- Eating less animal products: As covered extensively in this blog post, animal products, and especially ruminant meat, are associated with much higher emissions compared to plant-based foods. Thus, even slightly reducing consumption of meat and dairy products can reduce the carbon footprint of our diets significantly.
- Seasonal beats local: Many people think that eating local is good for the environment. While that makes sense intuitively (after all, transportation causes emissions), eating local should not be our top priority. For most foods, transportation only accounts for a small share of total emissions, as can be seen in the chart below [iii]. Local beef or lamb still have many times the footprint of other foods shipped from the other side of the world. Sometimes, a local product can even be more harmful for the environment than the same product from far away: For instance, tomatoes shipped to Austria from southern Spain have a much lower carbon footprint than tomatoes grown in heated greenhouses in Austria. [iv]
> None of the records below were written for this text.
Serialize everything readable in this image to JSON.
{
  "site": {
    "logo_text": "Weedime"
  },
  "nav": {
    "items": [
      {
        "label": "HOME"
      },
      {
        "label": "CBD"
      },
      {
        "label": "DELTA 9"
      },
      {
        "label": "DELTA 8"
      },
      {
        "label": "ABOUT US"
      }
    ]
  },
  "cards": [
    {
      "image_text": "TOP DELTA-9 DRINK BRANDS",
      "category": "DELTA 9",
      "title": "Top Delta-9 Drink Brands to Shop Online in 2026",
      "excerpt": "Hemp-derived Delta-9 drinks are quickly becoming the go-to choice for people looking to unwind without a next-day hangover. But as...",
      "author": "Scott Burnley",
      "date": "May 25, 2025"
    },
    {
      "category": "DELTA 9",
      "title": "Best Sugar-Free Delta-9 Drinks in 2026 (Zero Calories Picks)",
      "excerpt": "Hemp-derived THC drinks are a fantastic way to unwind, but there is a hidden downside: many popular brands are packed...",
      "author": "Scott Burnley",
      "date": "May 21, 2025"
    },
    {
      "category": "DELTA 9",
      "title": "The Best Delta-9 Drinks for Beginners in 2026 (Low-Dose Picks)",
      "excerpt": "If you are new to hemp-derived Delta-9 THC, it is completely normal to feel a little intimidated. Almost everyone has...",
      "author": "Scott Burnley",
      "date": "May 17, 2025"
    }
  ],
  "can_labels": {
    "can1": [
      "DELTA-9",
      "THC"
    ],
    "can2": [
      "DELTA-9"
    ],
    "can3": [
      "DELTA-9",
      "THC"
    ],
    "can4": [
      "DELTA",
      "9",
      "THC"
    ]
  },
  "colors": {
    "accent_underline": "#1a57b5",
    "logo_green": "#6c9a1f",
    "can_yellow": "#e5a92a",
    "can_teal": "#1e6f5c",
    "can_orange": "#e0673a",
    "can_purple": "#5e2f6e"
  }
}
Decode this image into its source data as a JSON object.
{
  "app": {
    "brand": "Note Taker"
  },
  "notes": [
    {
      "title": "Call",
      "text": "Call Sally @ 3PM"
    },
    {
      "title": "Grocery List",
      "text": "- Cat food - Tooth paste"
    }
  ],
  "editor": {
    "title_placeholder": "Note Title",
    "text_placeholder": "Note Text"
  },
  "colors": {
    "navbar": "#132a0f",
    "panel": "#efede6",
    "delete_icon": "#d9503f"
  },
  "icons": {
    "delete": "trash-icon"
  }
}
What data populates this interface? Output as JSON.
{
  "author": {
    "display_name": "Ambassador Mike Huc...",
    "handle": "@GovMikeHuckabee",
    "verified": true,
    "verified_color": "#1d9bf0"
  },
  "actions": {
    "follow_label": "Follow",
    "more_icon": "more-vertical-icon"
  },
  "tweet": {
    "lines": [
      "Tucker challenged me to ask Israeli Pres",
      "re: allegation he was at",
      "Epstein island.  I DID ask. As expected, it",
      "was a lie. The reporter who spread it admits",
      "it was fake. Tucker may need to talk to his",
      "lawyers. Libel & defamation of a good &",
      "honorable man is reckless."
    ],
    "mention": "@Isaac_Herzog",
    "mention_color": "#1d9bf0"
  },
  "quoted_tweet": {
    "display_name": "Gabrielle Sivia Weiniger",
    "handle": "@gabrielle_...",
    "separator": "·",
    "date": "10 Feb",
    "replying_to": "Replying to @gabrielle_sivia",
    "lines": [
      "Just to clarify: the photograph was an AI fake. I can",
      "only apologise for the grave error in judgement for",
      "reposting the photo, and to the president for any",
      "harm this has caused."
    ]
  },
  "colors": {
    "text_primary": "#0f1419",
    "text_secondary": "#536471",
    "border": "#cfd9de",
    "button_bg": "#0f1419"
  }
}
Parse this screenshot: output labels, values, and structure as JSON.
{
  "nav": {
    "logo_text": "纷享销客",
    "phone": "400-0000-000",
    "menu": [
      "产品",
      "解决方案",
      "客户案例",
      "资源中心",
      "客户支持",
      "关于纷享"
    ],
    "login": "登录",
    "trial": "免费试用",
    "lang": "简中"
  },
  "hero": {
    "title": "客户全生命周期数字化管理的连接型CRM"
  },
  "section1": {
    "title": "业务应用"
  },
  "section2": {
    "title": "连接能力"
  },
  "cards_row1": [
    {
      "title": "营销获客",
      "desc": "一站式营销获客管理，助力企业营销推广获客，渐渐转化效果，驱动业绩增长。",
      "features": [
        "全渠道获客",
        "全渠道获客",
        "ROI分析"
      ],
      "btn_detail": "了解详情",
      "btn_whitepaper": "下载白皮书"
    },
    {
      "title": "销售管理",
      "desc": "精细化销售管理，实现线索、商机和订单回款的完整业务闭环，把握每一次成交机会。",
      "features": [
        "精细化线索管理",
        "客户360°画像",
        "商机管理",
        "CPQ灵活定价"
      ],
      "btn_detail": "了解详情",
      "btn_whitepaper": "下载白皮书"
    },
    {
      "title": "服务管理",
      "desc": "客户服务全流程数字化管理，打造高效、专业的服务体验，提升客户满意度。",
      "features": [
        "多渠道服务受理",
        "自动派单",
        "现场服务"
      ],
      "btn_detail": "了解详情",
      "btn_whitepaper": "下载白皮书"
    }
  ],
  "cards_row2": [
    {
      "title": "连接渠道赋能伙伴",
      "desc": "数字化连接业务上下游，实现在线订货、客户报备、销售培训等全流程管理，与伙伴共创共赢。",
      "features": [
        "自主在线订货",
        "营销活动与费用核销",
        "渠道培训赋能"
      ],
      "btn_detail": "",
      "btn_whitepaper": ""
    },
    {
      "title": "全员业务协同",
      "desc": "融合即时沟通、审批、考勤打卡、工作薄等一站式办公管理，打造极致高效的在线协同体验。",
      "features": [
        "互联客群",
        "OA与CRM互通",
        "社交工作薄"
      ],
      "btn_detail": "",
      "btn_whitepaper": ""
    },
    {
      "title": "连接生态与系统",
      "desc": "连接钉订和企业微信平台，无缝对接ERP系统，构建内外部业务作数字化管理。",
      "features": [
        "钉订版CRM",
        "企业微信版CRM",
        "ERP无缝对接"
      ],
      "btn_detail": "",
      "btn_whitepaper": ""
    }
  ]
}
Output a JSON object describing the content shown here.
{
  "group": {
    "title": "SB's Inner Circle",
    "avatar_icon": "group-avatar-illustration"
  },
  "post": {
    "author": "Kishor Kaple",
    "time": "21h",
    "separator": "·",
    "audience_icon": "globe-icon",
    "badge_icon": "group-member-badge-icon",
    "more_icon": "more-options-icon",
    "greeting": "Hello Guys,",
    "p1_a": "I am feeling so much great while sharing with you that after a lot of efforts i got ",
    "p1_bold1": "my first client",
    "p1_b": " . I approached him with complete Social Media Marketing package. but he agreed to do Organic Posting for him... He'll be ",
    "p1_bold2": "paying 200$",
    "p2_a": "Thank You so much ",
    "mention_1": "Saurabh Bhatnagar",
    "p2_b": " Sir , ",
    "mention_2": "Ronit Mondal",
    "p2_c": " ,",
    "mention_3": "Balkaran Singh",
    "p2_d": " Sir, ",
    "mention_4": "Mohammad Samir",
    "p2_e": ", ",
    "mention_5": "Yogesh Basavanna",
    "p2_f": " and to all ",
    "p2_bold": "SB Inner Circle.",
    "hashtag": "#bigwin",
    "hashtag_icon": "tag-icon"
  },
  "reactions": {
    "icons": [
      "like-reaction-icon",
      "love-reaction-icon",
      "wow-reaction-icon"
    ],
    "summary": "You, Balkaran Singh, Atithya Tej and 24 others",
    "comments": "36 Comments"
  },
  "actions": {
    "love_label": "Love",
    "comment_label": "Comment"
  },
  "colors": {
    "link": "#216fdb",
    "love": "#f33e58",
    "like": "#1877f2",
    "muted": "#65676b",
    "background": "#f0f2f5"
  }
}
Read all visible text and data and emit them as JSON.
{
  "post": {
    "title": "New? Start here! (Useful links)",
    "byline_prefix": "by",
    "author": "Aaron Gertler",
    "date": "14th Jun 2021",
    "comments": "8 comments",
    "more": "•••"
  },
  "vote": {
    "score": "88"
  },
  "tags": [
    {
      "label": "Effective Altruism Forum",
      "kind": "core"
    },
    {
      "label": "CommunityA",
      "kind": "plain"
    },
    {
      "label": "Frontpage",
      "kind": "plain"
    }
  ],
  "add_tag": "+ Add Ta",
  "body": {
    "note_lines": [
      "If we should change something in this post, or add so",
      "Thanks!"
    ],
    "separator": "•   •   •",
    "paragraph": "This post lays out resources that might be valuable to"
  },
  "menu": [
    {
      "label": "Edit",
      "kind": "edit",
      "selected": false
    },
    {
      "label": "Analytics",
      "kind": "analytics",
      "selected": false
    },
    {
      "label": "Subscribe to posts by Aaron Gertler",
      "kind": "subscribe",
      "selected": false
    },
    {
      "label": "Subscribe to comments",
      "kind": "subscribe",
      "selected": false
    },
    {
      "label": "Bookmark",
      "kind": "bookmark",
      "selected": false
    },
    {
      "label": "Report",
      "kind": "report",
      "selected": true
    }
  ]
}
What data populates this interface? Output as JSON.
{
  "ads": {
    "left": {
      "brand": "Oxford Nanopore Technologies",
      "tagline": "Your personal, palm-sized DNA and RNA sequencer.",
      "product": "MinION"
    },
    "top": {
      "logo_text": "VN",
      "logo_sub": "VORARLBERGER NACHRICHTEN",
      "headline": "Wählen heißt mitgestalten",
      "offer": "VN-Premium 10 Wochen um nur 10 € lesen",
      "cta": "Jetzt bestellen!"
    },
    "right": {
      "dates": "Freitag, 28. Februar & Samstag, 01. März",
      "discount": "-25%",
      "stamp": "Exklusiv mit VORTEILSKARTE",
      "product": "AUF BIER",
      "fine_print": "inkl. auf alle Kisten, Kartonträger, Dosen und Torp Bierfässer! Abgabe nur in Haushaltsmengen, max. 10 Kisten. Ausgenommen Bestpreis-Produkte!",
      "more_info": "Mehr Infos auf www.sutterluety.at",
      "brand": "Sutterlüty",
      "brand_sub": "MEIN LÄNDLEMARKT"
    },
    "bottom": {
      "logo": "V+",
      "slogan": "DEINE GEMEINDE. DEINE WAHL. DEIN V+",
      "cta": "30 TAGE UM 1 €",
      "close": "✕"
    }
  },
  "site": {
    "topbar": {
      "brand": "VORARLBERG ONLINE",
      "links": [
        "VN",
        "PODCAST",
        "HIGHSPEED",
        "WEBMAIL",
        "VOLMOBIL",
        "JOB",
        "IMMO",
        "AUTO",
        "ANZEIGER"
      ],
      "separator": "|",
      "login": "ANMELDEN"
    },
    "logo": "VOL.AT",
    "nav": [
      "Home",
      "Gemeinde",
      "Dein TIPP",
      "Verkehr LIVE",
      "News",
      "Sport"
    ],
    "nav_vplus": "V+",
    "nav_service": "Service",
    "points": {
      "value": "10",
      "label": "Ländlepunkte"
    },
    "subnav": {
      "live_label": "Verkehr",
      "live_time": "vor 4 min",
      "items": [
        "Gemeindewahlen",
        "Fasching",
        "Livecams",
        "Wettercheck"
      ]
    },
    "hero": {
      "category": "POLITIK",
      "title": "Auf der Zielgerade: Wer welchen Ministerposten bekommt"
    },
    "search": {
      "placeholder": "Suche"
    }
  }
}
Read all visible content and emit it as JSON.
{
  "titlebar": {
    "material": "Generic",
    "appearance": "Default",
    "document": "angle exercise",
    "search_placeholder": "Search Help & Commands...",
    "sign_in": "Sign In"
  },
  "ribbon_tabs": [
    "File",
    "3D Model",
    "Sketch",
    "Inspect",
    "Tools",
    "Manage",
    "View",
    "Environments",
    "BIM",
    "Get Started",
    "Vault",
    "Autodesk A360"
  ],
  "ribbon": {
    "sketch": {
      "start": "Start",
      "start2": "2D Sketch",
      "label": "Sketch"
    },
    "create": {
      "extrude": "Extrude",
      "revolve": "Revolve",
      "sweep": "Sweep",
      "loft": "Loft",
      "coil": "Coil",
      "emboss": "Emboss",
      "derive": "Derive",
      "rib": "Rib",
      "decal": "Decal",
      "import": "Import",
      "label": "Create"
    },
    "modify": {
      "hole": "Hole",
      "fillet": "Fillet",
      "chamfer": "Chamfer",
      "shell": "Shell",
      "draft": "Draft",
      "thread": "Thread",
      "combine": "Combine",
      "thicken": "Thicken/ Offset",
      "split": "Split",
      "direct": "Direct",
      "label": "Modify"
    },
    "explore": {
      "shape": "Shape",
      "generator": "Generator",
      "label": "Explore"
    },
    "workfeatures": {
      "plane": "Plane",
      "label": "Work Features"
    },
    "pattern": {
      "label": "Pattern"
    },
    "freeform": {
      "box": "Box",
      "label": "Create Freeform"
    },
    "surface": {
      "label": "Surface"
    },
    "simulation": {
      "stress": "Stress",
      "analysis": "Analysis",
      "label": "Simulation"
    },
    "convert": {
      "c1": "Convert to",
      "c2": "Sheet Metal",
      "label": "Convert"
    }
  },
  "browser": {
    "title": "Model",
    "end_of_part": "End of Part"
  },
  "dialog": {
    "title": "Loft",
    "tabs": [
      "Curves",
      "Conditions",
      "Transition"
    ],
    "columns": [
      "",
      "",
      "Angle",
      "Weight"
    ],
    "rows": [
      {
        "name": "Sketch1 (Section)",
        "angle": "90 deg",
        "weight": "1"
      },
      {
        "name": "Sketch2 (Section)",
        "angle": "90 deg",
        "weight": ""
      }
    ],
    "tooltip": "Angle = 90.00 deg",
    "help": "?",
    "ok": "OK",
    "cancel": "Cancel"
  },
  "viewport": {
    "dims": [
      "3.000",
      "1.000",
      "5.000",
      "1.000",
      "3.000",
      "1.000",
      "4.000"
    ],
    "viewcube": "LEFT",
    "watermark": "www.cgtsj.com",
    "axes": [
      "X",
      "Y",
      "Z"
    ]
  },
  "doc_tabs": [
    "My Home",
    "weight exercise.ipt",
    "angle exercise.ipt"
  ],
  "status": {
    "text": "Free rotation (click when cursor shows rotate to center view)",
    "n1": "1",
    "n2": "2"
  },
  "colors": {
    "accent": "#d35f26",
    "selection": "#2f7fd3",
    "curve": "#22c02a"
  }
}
- Avoiding air-freighted food: That being said, transportation is an important factor for the impact of a small group of foods – those which are air-freighted. Unfortunately, to date there is no labelling requirement for air-freighted food, which can make it difficult to spot and avoid it. On the bright side, only very little food is air-freighted, typically highly perishable and expensive food items. For Austria, commonly air-freighted goods include tropical fruits such as papayas and pineapples, vegetables like green beans and asparagus from overseas as well as fresh fish from Africa, Asia or America. [v]
- Reducing food waste: Finally, reducing our food waste can greatly improve the environmental impact of our diets. A recent report of the UN environment programme estimates that 17% of global food production is wasted – 11% in households [vi]. Since food production is associated with large amounts of GHG emissions, reducing food waste can help make our diets eco-friendlier.
[i] Vermeulen, S. J., Campbell, B. M., & Ingram, J. S. (2012). Climate change and food systems. Annual review of environment and resources, 37, 195-222.
[ii] Poore, J., & Nemecek, T. (2018). Reducing food’s environmental impacts through producers and consumers. Science, 360(6392), 987-992.
[iv] Theurl, M. C., Haberl, H., Erb, K. H., & Lindenthal, T. (2014). Contrasted greenhouse gas emissions from local versus long-range tomato production. Agronomy for sustainable development, 34(3), 593-602.
[vi] United Nations Environment Programme (2021). Food Waste Index Report 2021. Nairobi.